Working safely during Coronavirus
Working from home and working safely guidance
To help contain the virus, office workers who can work effectively from home should do so over the winter. Where an employer, in consultation with their employee, judges an employee can carry out their normal duties from home they should do so. Public sector employees working in essential services, including education settings, should continue to go into work where necessary. Anyone else who cannot work from home should go to their place of work. Read more here
Working safely during coronavirus guidance has been updated:
Heritage locations - guidance has been updated with information on thinking about risk, keeping customers, visitors and contractors safe, who should go to work and Personal Protective Equipment (PPE) and face coverings.
Hotels and other guest accommodation - guidance has been updated on managing risk, keeping customers, visitors and contractors safe, who should go to work, and Personal Protective Equipment and face coverings.
Performing Arts - guidance has been updated on thinking about risk, who should return to training, rehearsal and performance, managing performances, hair and makeup and face coverings.
Shops and branches - by law, staff and customers of retail settings are now required to wear a face covering, unless they have an exemption read more here
Visitor economy - guidance has been updated with information on managing risk, managing customers, visitors and contractors, who should go to work, and face coverings.
Face coverings at work: guidance had been updated to provide further clarity for staff in indoor settings. Face coverings must be worn by retail, leisure and hospitality staff working in areas that are open to the public and where they’re likely to come into contact with a member of the public read more here
You can also find support and information and actions to take for the following sectors by clicking the links below:
- A wider range of leisure and entertainment venues, services provided in community centres, and close contact services will be subject to COVID-19 Secure requirements in law and fines of £1000, and rising up to £10,000 for repeated breaches.
- Employers must not knowingly require or encourage someone who is being required to self-isolate to come to work.
- Businesses must remind people to wear face coverings where mandated
This information provides advice for organisations and small businesses that are asked by government to collect and retain customer and visitor information, for a limited time period, for the purposes of a COVID-19 contact tracing scheme.
The guidance is designed for those who have limited experience of collecting and retaining personal data for business purposes.
Find out more here.
Businesses across England such as pubs, restaurants, hairdressers and cinemas are being urged to ensure they have NHS QR code posters visible on entry so customers who have downloaded the new NHS COVID-19 app can use smartphones to easily check-in.
QR codes provide an easy and simple way to collect contact details to support the NHS Test and Trace system.
The government will be supporting businesses and venues to display the QR codes, which can be downloaded here
Businesses who are already using their own QR system are being encouraged to switch to the NHS Test and Trace QR code.
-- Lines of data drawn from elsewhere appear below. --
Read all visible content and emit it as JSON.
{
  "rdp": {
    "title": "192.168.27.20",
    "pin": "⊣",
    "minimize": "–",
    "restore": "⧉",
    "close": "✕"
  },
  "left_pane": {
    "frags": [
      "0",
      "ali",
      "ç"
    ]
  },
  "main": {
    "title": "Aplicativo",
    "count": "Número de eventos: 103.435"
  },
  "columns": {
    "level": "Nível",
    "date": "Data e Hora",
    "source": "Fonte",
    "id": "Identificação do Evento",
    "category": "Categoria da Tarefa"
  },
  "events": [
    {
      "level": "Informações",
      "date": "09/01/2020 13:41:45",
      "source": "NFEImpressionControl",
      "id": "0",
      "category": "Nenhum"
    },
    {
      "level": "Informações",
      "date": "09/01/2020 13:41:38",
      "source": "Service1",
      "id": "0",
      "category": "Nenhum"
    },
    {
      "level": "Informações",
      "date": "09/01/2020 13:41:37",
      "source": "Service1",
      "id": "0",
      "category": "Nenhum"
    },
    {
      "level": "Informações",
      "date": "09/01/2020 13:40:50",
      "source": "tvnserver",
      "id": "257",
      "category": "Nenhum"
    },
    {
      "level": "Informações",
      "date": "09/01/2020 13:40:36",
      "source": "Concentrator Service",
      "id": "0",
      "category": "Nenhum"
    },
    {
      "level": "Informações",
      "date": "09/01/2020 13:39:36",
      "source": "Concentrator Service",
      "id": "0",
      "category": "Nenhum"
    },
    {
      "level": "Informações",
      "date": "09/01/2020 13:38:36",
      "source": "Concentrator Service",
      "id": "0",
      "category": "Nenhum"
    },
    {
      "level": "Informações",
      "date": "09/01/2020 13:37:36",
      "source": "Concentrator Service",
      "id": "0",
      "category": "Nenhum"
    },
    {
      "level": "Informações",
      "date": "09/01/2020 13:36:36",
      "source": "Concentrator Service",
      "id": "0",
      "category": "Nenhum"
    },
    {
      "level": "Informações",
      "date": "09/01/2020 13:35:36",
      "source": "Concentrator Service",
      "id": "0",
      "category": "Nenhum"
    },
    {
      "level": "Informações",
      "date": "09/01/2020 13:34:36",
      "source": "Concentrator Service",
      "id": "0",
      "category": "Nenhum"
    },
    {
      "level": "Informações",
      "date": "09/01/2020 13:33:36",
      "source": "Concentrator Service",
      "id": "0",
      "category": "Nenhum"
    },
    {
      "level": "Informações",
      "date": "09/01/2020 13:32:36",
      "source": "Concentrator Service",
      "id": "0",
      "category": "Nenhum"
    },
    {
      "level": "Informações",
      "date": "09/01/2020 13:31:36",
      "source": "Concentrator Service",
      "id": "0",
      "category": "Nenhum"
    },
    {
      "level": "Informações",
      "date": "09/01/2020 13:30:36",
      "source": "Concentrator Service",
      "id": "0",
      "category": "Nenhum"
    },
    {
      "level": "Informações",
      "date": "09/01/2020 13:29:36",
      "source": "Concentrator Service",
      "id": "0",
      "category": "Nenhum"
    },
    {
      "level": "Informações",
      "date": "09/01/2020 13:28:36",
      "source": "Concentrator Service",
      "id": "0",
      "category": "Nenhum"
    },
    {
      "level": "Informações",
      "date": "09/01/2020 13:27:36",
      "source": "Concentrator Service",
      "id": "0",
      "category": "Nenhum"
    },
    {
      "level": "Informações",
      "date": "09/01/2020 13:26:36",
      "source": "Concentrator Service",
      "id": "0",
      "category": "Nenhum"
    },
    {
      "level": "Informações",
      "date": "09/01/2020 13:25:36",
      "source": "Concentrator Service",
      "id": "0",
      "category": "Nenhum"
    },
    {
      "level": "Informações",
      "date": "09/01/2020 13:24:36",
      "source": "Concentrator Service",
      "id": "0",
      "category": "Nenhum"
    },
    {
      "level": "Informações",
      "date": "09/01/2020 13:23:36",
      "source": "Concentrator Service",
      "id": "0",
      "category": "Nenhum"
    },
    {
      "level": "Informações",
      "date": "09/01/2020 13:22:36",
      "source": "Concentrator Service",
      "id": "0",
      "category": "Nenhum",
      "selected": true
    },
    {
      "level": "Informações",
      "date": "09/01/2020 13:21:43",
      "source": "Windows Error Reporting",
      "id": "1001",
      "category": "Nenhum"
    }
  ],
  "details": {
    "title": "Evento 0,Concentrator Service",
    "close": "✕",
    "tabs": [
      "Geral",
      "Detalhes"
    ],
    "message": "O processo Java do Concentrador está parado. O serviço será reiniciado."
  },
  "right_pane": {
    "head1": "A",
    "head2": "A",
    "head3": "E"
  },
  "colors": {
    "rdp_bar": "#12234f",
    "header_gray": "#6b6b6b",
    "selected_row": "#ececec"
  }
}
New guidance has been published on the principles that should be followed to ensure that time spent outside the home is as safe as possible.
New guidance sets out the support package to keep care homes safe during the coronavirus pandemic. Care providers can find the details of the support package and additional advice and resources to help stop the spread of infection here.
A new online portal that makes it easy for care homes in England to arrange deliveries of coronavirus test kits has been launched.
Guidance and information for industry, healthcare professionals and patients covering the coronavirus outbreak has been updated to include warnings against purchasing fake or unlicensed coronavirus medicines.